Do you feel that you are any more qualified or trained in weapons usage after your CCW class?

I found the class to be more geared toward keeping you out of jail by scaring you into really thinking before you shoot.

My opinion is that good people know when to shoot and when not to shoot a majority of the time. Its the fine line and tricky laws that cause people to hesitate and end up dead.

The news also points out stupid people making stupid decisions, which leads us to believe there are far more idiots than there really are.

I also do not believe that these bills will increase the number of gun owners, but it might increase the number of owners who carry on a regular basis. The hope would be that they are safe, but that is the scary thing about liberty, everyone has the right to be stupid. At least once.

MediumX said...

Warthog: I do feel like I have benefited from the classes I have taken, but not the Arizona class. The AZ CCW course is a pretty big joke in my opinion. What benefit is it to listen to a "expert" talk for 7.5 hours then shoot ten rounds and get a go at a simulator. To some I’m sure it was a pretty cool experience, but I walked out of the class kind of scratching my head and wondering is this it?

The first firearm safety course I took was in Colorado, it was Hunter Safety, a MANDATORY class for anyone of any age that wanted to hunt in that state. In this class it was 16 hours of not only hunting education but also firearms safety in general. we got to handle dummy guns, watch videos, ask questions, listen to people talk as well as shoot about 20-30 rounds out of a rifle. My entire family took this class together when we moved to CO and we all found it very informative for a bunch of city folk moving to the country.

Next class I took was again in CO and it was my first CCW class. AGAIN a 16 hour class. We still had to listen to a so called Expert, but the difference was in the material they provided us with and the range time we got. To this day I still flip through the books that I received in the course. And on the range it was a mandatory 200 rounds of ammo with an option to shoot more.
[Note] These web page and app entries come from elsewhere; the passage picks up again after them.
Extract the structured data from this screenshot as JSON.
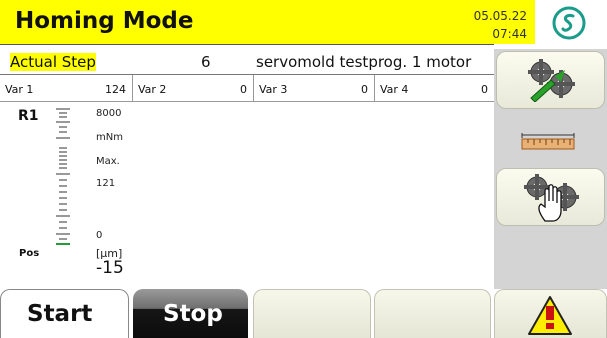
{
  "header": {
    "title": "Homing Mode",
    "date": "05.05.22",
    "time": "07:44",
    "accent_color": "#ffff00",
    "logo_icon": "s-swirl-logo"
  },
  "step": {
    "label": "Actual Step",
    "value": "6",
    "program": "servomold testprog. 1 motor"
  },
  "vars": [
    {
      "label": "Var 1",
      "value": "124"
    },
    {
      "label": "Var 2",
      "value": "0"
    },
    {
      "label": "Var 3",
      "value": "0"
    },
    {
      "label": "Var 4",
      "value": "0"
    }
  ],
  "gauge": {
    "name": "R1",
    "max_value": "8000",
    "unit": "mNm",
    "max_label": "Max.",
    "current_max": "121",
    "min_value": "0"
  },
  "position": {
    "label": "Pos",
    "unit": "[µm]",
    "value": "-15"
  },
  "right_panel": {
    "buttons": [
      {
        "icon": "gears-with-green-arrow-icon"
      },
      {
        "icon": "ruler-icon"
      },
      {
        "icon": "gears-with-hand-icon"
      }
    ]
  },
  "bottom_bar": {
    "start_label": "Start",
    "stop_label": "Stop",
    "warning_icon": "warning-triangle-icon"
  }
}
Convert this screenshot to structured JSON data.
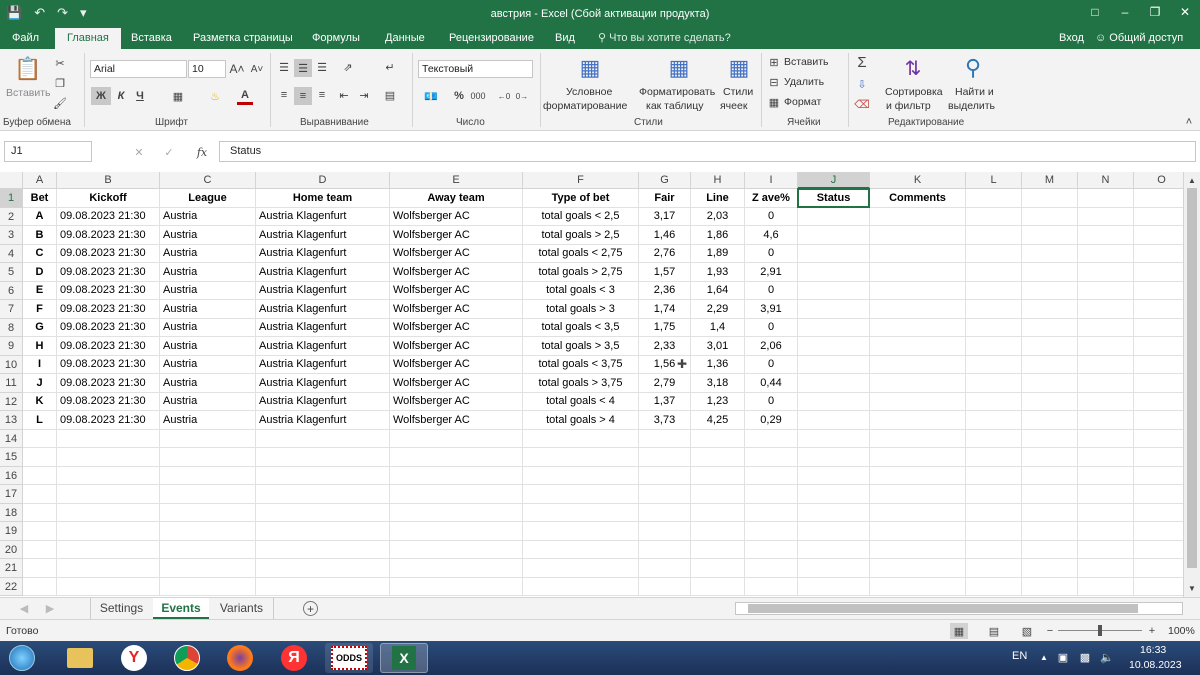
{
  "window": {
    "title": "австрия - Excel (Сбой активации продукта)",
    "controls": [
      "□",
      "–",
      "❐",
      "✕"
    ]
  },
  "menu": {
    "tabs": [
      "Файл",
      "Главная",
      "Вставка",
      "Разметка страницы",
      "Формулы",
      "Данные",
      "Рецензирование",
      "Вид"
    ],
    "active_tab": "Главная",
    "tell_me": "Что вы хотите сделать?",
    "signin": "Вход",
    "share": "Общий доступ"
  },
  "ribbon": {
    "clipboard": {
      "paste": "Вставить",
      "label": "Буфер обмена"
    },
    "font": {
      "name": "Arial",
      "size": "10",
      "bold": "Ж",
      "italic": "К",
      "underline": "Ч",
      "label": "Шрифт"
    },
    "alignment": {
      "label": "Выравнивание"
    },
    "number": {
      "format": "Текстовый",
      "percent": "%",
      "thousands": "000",
      "label": "Число"
    },
    "styles": {
      "conditional": [
        "Условное",
        "форматирование"
      ],
      "format_table": [
        "Форматировать",
        "как таблицу"
      ],
      "cell_styles": [
        "Стили",
        "ячеек"
      ],
      "label": "Стили"
    },
    "cells": {
      "insert": "Вставить",
      "delete": "Удалить",
      "format": "Формат",
      "label": "Ячейки"
    },
    "editing": {
      "sort": [
        "Сортировка",
        "и фильтр"
      ],
      "find": [
        "Найти и",
        "выделить"
      ],
      "label": "Редактирование"
    }
  },
  "formula_bar": {
    "name_box": "J1",
    "fx": "fx",
    "content": "Status"
  },
  "sheet": {
    "columns": [
      "A",
      "B",
      "C",
      "D",
      "E",
      "F",
      "G",
      "H",
      "I",
      "J",
      "K",
      "L",
      "M",
      "N",
      "O"
    ],
    "selected_column": "J",
    "selected_row": 1,
    "rows": [
      [
        "Bet",
        "Kickoff",
        "League",
        "Home team",
        "Away team",
        "Type of bet",
        "Fair",
        "Line",
        "Z ave%",
        "Status",
        "Comments"
      ],
      [
        "A",
        "09.08.2023 21:30",
        "Austria",
        "Austria Klagenfurt",
        "Wolfsberger AC",
        "total goals < 2,5",
        "3,17",
        "2,03",
        "0",
        "",
        ""
      ],
      [
        "B",
        "09.08.2023 21:30",
        "Austria",
        "Austria Klagenfurt",
        "Wolfsberger AC",
        "total goals > 2,5",
        "1,46",
        "1,86",
        "4,6",
        "",
        ""
      ],
      [
        "C",
        "09.08.2023 21:30",
        "Austria",
        "Austria Klagenfurt",
        "Wolfsberger AC",
        "total goals < 2,75",
        "2,76",
        "1,89",
        "0",
        "",
        ""
      ],
      [
        "D",
        "09.08.2023 21:30",
        "Austria",
        "Austria Klagenfurt",
        "Wolfsberger AC",
        "total goals > 2,75",
        "1,57",
        "1,93",
        "2,91",
        "",
        ""
      ],
      [
        "E",
        "09.08.2023 21:30",
        "Austria",
        "Austria Klagenfurt",
        "Wolfsberger AC",
        "total goals < 3",
        "2,36",
        "1,64",
        "0",
        "",
        ""
      ],
      [
        "F",
        "09.08.2023 21:30",
        "Austria",
        "Austria Klagenfurt",
        "Wolfsberger AC",
        "total goals > 3",
        "1,74",
        "2,29",
        "3,91",
        "",
        ""
      ],
      [
        "G",
        "09.08.2023 21:30",
        "Austria",
        "Austria Klagenfurt",
        "Wolfsberger AC",
        "total goals < 3,5",
        "1,75",
        "1,4",
        "0",
        "",
        ""
      ],
      [
        "H",
        "09.08.2023 21:30",
        "Austria",
        "Austria Klagenfurt",
        "Wolfsberger AC",
        "total goals > 3,5",
        "2,33",
        "3,01",
        "2,06",
        "",
        ""
      ],
      [
        "I",
        "09.08.2023 21:30",
        "Austria",
        "Austria Klagenfurt",
        "Wolfsberger AC",
        "total goals < 3,75",
        "1,56",
        "1,36",
        "0",
        "",
        ""
      ],
      [
        "J",
        "09.08.2023 21:30",
        "Austria",
        "Austria Klagenfurt",
        "Wolfsberger AC",
        "total goals > 3,75",
        "2,79",
        "3,18",
        "0,44",
        "",
        ""
      ],
      [
        "K",
        "09.08.2023 21:30",
        "Austria",
        "Austria Klagenfurt",
        "Wolfsberger AC",
        "total goals < 4",
        "1,37",
        "1,23",
        "0",
        "",
        ""
      ],
      [
        "L",
        "09.08.2023 21:30",
        "Austria",
        "Austria Klagenfurt",
        "Wolfsberger AC",
        "total goals > 4",
        "3,73",
        "4,25",
        "0,29",
        "",
        ""
      ]
    ],
    "total_rows": 22
  },
  "sheet_tabs": [
    "Settings",
    "Events",
    "Variants"
  ],
  "active_sheet": "Events",
  "status": {
    "text": "Готово",
    "zoom": "100%"
  },
  "taskbar": {
    "lang": "EN",
    "time": "16:33",
    "date": "10.08.2023",
    "odds_label": "ODDS"
  },
  "colors": {
    "accent": "#217346",
    "taskbar": "#1b3157"
  }
}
On the range we learned about different shooting positions (isosceles, weaver etc). As well as weak hand shooting, shooting around barricades, shooting while prone with barricades, kneeling, holster drawing and a few other exercises that would take a lot more typing to describe.

Then there was the AZ Class

I didn’t mean to dump my life story into this comment section but I thought it was relevant. But to answer your question yes I do feel that I am more qualified because of my training.

I totally agree that good people know when to shoot and when not to, but I’m talking about accidents and a serious lack of knowledge. I know that I have witnessed a number of people (mostly inexperienced shooters but some experienced) pick up a firearm and put their finger directly on the trigger. Hell I have been to numerous gun stores where they hand rifle after rifle over the counter without checking the action. What I’m getting at here is even the most experienced shooters make their mistakes (I know you and I have both had ours Warthog, luckily they turned out ok). But every bit of knowledge that someone knows will better their chances of surviving those bad situations. It comes down to things like muscle memory and thought process. This in most cases can ONLY be achieved with practice. I don’t know about you but I don’t want someone covering my back that can’t clear a jam or maybe can’t even load the gun. But they carry anyways because they heard the law changed and their buddy let them borrow his gun.

Again I am for this kind of action to reduce the requirements on us, but you can’t say that because you CAN buy a gun means you SHOULD carry a gun (and that goes for everyone). Like I said I am all for this type of action but I also have no problem with the current class, in fact I wish that the class had more practical stuff and not so much law talk, and I really wish that there would be some type of education process in our society but I know that’s a tall order.

Sorry again about the life story.